People like to think of themselves as optimists. I’m sure you know many people (including yourself) in possession of this psychological trait.
Be that as it may, the reality is that pessimism gets our attention in a more primal and immediate way than optimism. All one needs to do is reflect on today’s news cycle; doom and gloom. In his terrific book The Psychology of Money, Morgan Houser devotes an entire chapter to pessimism. In making his point about “the seduction of pessimism,” Houser quotes Hans Rosling’s book Factfulness, “Every group of people I ask thinks the world is more frightening, more violent, and more hopeless – in short, more dramatic – than it really is.”
Back in 1983, Harvard marketing guru Theodore Levitt enlightened us in his classic book The Marketing Imagination, where he wrote that in the world of intangibles, you need to be able to create dissatisfaction in order to sell. In other words, from a financial advisor’s perspective, when there is a lot of negativity in the news cycle (i.e. inflation, pandemic, politics), it can create opportunities for client acquisition.
The reality is that you’ll significantly improve your affluent social sales skills by weaving a small stream of pessimism into your narrative. Whether it’s during social small talk, conversing with COIs, or your actual sales presentation. When I say a small stream, think of a top chef seasoning his specialties with just a pinch here and a pinch there.
Here are a few of the many ways this can happen:
- Talking about the hidden fees you find when reviewing a prospect’s portfolio.
- Asking when a prospect last heard from their advisor.
- Asking about the last time their financial plan was updated.
- Inquiring about a prospect’s investment performance.
- Inquiring if their advisor talked to them about (ESG, donor-advised funds, etc.)
Our research has found that the affluent want to maintain their current lifestyle into and through retirement. They want protection from downside risk. They want transparency of fees. They want a financial plan to serve as a roadmap that is periodically reviewed. So, now is the time to stir things up.
These should be small, but common threads in your narrative. It trips that primal, powerful emotion (whether it’s concern, worry, or fear) that we all have. This will have a far more immediate effect on affluent investor decision-making than painting a glowing picture of the future or showcasing your professional attributes.
Can you imagine a financial advisor acquiring a $2.7 million client as the result of social conversation where, rather than prognosticating about the market, pitching a hot stock, or even preaching the virtues of financial planning, he simply asked if the client had his financial plan reviewed recently?

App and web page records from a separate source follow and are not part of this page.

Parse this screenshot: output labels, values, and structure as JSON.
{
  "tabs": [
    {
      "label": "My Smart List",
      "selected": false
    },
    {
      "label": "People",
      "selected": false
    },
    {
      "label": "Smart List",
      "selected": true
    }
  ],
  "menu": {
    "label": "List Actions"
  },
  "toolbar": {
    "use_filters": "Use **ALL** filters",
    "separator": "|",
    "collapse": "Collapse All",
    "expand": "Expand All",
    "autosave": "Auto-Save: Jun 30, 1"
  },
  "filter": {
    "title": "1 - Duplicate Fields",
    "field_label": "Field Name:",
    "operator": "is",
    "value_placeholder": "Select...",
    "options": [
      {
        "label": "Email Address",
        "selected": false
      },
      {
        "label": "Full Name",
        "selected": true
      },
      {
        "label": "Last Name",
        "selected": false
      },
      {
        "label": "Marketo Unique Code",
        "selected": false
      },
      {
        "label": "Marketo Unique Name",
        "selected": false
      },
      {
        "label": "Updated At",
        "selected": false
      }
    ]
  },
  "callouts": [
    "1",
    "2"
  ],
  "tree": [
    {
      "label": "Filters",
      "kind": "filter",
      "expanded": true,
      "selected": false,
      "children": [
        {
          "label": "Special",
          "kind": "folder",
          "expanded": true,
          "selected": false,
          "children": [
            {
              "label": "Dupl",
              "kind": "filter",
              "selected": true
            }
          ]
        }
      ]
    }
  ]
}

As it turns out, there was no financial plan and fade-in- fade-out, this advisor now has a new affluent client. He tripped the trigger of concern and voila. Remember, dissatisfaction is a direct member of the pessimistic family. Once you get comfortable with the pessimism/dissatisfaction recipe, the variations are virtually unlimited. Weave a dash into your narrative, being careful not to go overboard, and you will improve your affluent sales skills. As Professor Levitt would remind you, in the intangibles world you need to create dissatisfaction in order to sell.